Illustration by Mimmo Paladino for a rare edition of Ulysses. When 167 literary titans banded together in solidarity with “that security of works of the intellect and the imagination without which art cannot live.” BY MARIA POPOVA “You may gather from my article what Ulysses has done to a supposedly balanced psychologist,” Carl Jung wrote in his blistering review of James Joyce’s Ulysses a decade after the publication of the trailblazing novel that had unbalanced literature and pioneered a new literary aesthetic of stream-of-consciousness narrative. Initially rejected in English-speaking countries, Ulysses had ignited the global literary imagination thanks to the visionary publisher Sylvia Beach (March 14, 1887–October 5, 1962), founder of … Continue reading Sylvia Beach and the World’s First International Writers’ Protest
image edited by Fernando Kaskais, Wild horses in Iceland. Photo by Gallery Stock Can they shape their own lives? Or the course of history? It’s time to reconsider the significance of animal agency by Amanda Rees is a senior lecturer in the department of sociology at the University of York. Her work has been published in the British Journal for the History of Science and Social Studies of Science, among others. Her latest book is The Infanticide Controversy: Primatology and the Art of Field Science (2009). Edited by Marina Benjami Plato’s attempt 2,500 years ago to define the human as ‘a featherless biped’ had to be swiftly qualified … Continue reading What animals do
by Miles Klee The luckiest kids in America, as far as I can tell, are the ones who have Clare Klee, my mom, as their seventh-grade language arts teacher.
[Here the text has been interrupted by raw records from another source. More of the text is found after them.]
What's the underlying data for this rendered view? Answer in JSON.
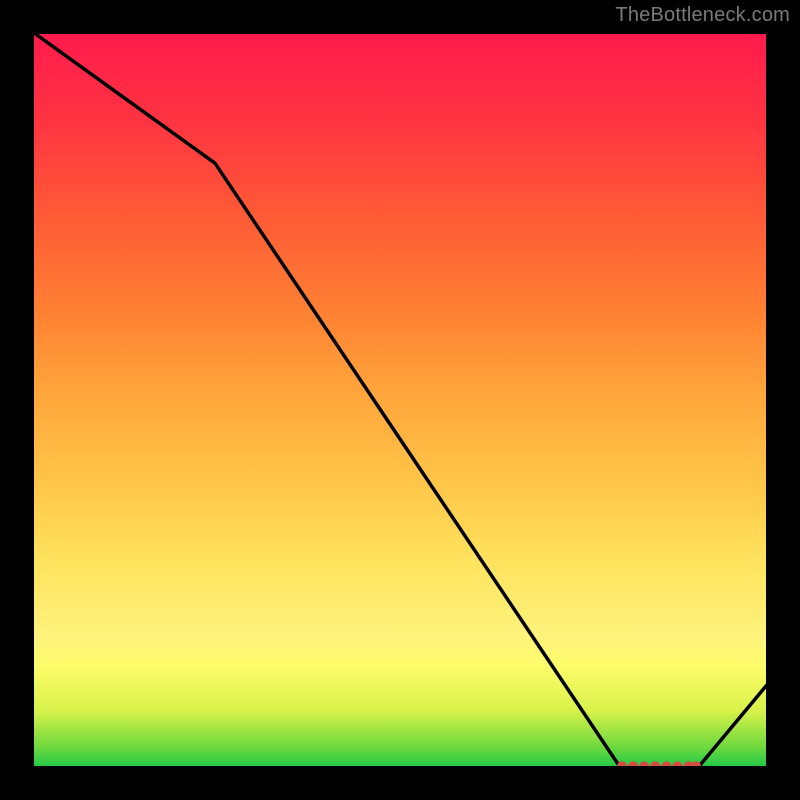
{
  "attribution": "TheBottleneck.com",
  "chart_data": {
    "type": "line",
    "title": "",
    "xlabel": "",
    "ylabel": "",
    "xlim": [
      0,
      100
    ],
    "ylim": [
      0,
      100
    ],
    "grid": false,
    "legend": false,
    "x": [
      0,
      25,
      80,
      90,
      100
    ],
    "values": [
      100,
      82,
      0,
      0,
      12
    ],
    "markers": {
      "x": [
        80,
        81.5,
        83,
        84.5,
        86,
        87.5,
        89,
        90
      ],
      "y": [
        0.5,
        0.5,
        0.5,
        0.5,
        0.5,
        0.5,
        0.5,
        0.5
      ],
      "color": "#d64a3f"
    },
    "line_color": "#000000",
    "background_gradient": [
      "#16c54a",
      "#fdfc6a",
      "#ff1a4d"
    ]
  }
}
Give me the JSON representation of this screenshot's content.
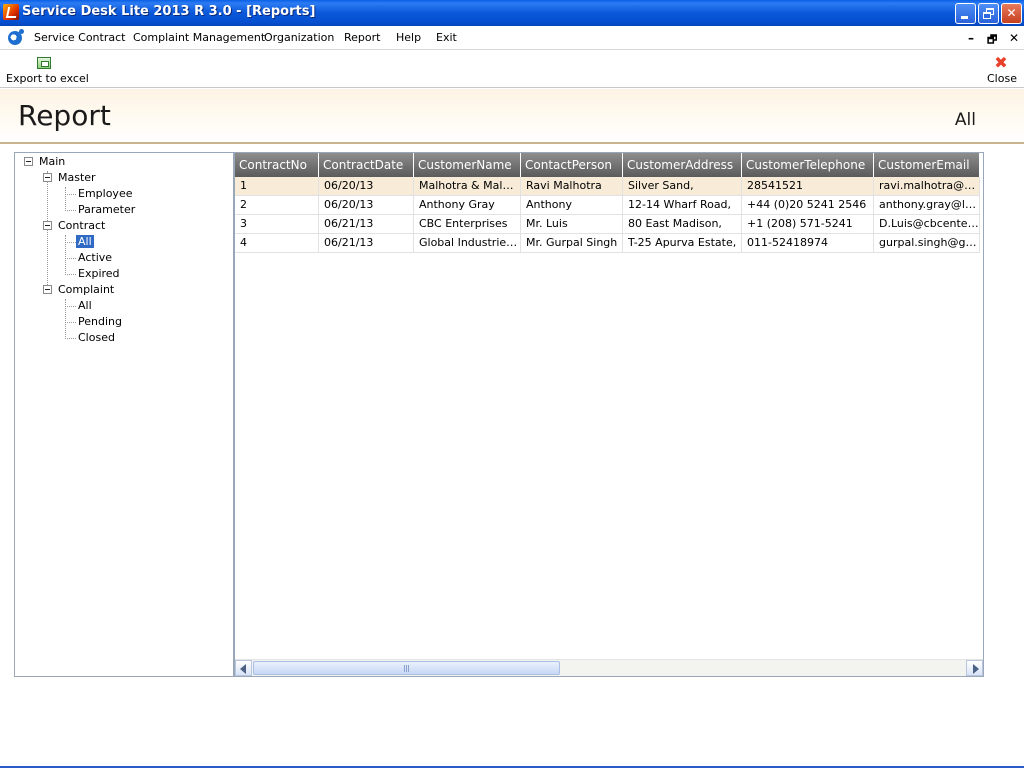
{
  "window": {
    "title": "Service Desk Lite 2013 R 3.0 - [Reports]",
    "minimize_glyph": "_",
    "restore_glyph": "❐",
    "close_glyph": "✕"
  },
  "menu": {
    "items": [
      {
        "label": "Service Contract"
      },
      {
        "label": "Complaint Management"
      },
      {
        "label": "Organization"
      },
      {
        "label": "Report"
      },
      {
        "label": "Help"
      },
      {
        "label": "Exit"
      }
    ],
    "mdi_minimize": "–",
    "mdi_restore": "🗗",
    "mdi_close": "✕"
  },
  "toolbar": {
    "export_label": "Export to excel",
    "close_label": "Close",
    "close_glyph": "✖"
  },
  "header": {
    "title": "Report",
    "filter": "All"
  },
  "tree": {
    "root": "Main",
    "master": "Master",
    "employee": "Employee",
    "parameter": "Parameter",
    "contract": "Contract",
    "contract_all": "All",
    "contract_active": "Active",
    "contract_expired": "Expired",
    "complaint": "Complaint",
    "complaint_all": "All",
    "complaint_pending": "Pending",
    "complaint_closed": "Closed"
  },
  "grid": {
    "columns": [
      "ContractNo",
      "ContractDate",
      "CustomerName",
      "ContactPerson",
      "CustomerAddress",
      "CustomerTelephone",
      "CustomerEmail"
    ],
    "rows": [
      [
        "1",
        "06/20/13",
        "Malhotra & Malho…",
        "Ravi Malhotra",
        "Silver Sand,",
        "28541521",
        "ravi.malhotra@g…"
      ],
      [
        "2",
        "06/20/13",
        "Anthony Gray",
        "Anthony",
        "12-14 Wharf Road,",
        "+44 (0)20 5241 2546",
        "anthony.gray@liv…"
      ],
      [
        "3",
        "06/21/13",
        "CBC Enterprises",
        "Mr. Luis",
        "80 East Madison,",
        "+1 (208) 571-5241",
        "D.Luis@cbcenter…"
      ],
      [
        "4",
        "06/21/13",
        "Global  Industries…",
        "Mr. Gurpal Singh",
        "T-25 Apurva Estate,",
        "011-52418974",
        "gurpal.singh@glo…"
      ]
    ]
  },
  "colors": {
    "titlebar": "#0a58da",
    "selection": "#316ac5",
    "header_band": "#fdf3e4",
    "grid_header": "#6e6e6e",
    "row_highlight": "#f8ecd8"
  }
}
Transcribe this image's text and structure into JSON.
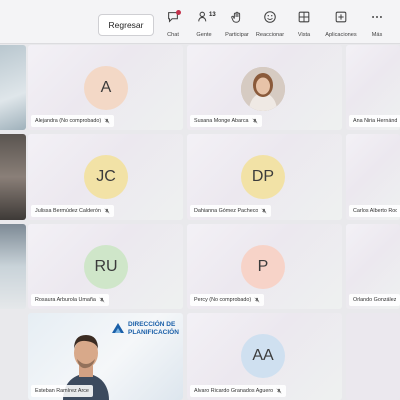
{
  "toolbar": {
    "back_label": "Regresar",
    "items": [
      {
        "label": "Chat",
        "icon": "chat-icon"
      },
      {
        "label": "Gente",
        "icon": "people-icon",
        "count": "13"
      },
      {
        "label": "Participar",
        "icon": "raise-hand-icon"
      },
      {
        "label": "Reaccionar",
        "icon": "smile-icon"
      },
      {
        "label": "Vista",
        "icon": "grid-view-icon"
      },
      {
        "label": "Aplicaciones",
        "icon": "add-apps-icon"
      },
      {
        "label": "Más",
        "icon": "more-icon"
      }
    ]
  },
  "participants": [
    {
      "name": "Alejandra (No comprobado)",
      "initials": "A",
      "avatar_color": "#f3d8c6"
    },
    {
      "name": "Susana Monge Abarca",
      "photo": true
    },
    {
      "name": "Ana Niria Hernández",
      "partial": true
    },
    {
      "name": "Julissa Bermúdez Calderón",
      "initials": "JC",
      "avatar_color": "#f2e2a6"
    },
    {
      "name": "Dahianna Gómez Pacheco",
      "initials": "DP",
      "avatar_color": "#f2e2a6"
    },
    {
      "name": "Carlos Alberto Rodríguez",
      "partial": true
    },
    {
      "name": "Rosaura Arburola Umaña",
      "initials": "RU",
      "avatar_color": "#cfe6c9"
    },
    {
      "name": "Percy (No comprobado)",
      "initials": "P",
      "avatar_color": "#f7d3c8"
    },
    {
      "name": "Orlando González",
      "partial": true
    },
    {
      "name": "Esteban Ramírez Arce",
      "video": true,
      "banner_line1": "DIRECCIÓN DE",
      "banner_line2": "PLANIFICACIÓN"
    },
    {
      "name": "Alvaro Ricardo Granados Aguero",
      "initials": "AA",
      "avatar_color": "#cfe0f0"
    }
  ],
  "colors": {
    "accent": "#4f52b2",
    "badge": "#c4314b",
    "banner_blue": "#1a5fa8"
  }
}
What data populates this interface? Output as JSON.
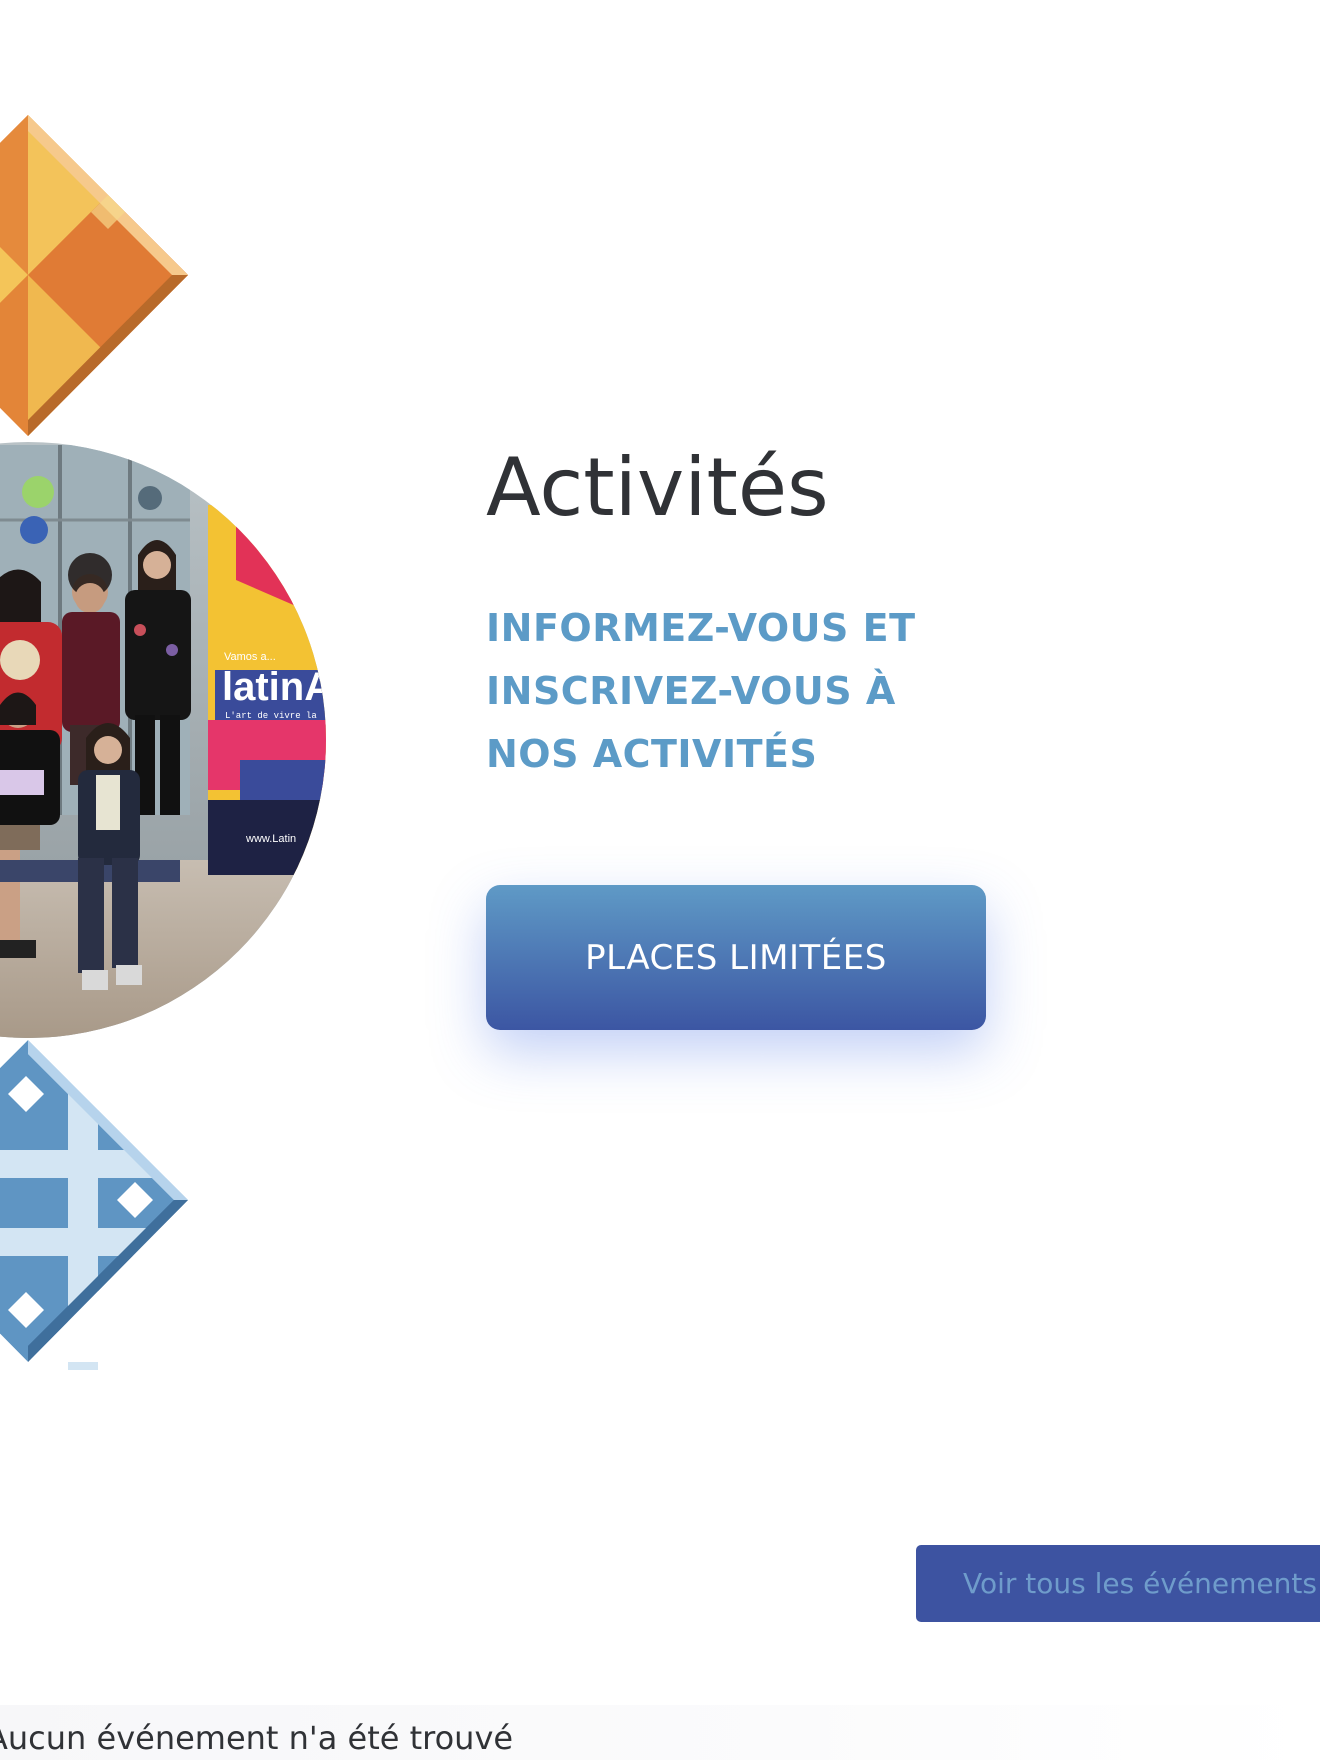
{
  "activities": {
    "title": "Activités",
    "subtitle_lines": [
      "INFORMEZ-VOUS ET",
      "INSCRIVEZ-VOUS À",
      "NOS ACTIVITÉS"
    ],
    "cta_label": "PLACES LIMITÉES"
  },
  "photo": {
    "banner_small": "Vamos a...",
    "banner_brand": "latinArt",
    "banner_tagline": "L'art de vivre la",
    "banner_url": "www.Latin"
  },
  "events": {
    "view_all_label": "Voir tous les événements",
    "empty_message": "Aucun événement n'a été trouvé"
  },
  "colors": {
    "title": "#303236",
    "subtitle": "#5c9bc7",
    "button_top": "#5f9ac6",
    "button_bottom": "#3c56a3",
    "events_button_bg": "#3d53a1",
    "events_button_text": "#6f9ccb"
  }
}
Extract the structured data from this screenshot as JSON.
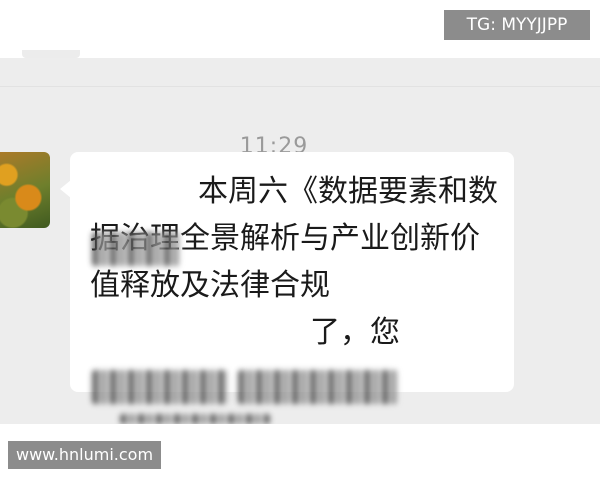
{
  "watermarks": {
    "top": "TG: MYYJJPP",
    "bottom": "www.hnlumi.com"
  },
  "chat": {
    "timestamp": "11:29",
    "message": {
      "sender_avatar": "contact-avatar-photo",
      "text": "本周六《数据要素和数据治理全景解析与产业创新价值释放及法律合规",
      "text_tail": "了，您"
    }
  }
}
Year in and year out, she brings her love of reading and writing — the very passion that made me the author and journalist I am today — into a classroom of students who adore her for it, and who return to visit long after she’s left her mark on their young minds. She has happily taught in the same middle school, in the suburbs of northern New Jersey, for as long as she’s been … Continue reading My Mom is A Teacher. Here’s What She Thinks About Arming School Staff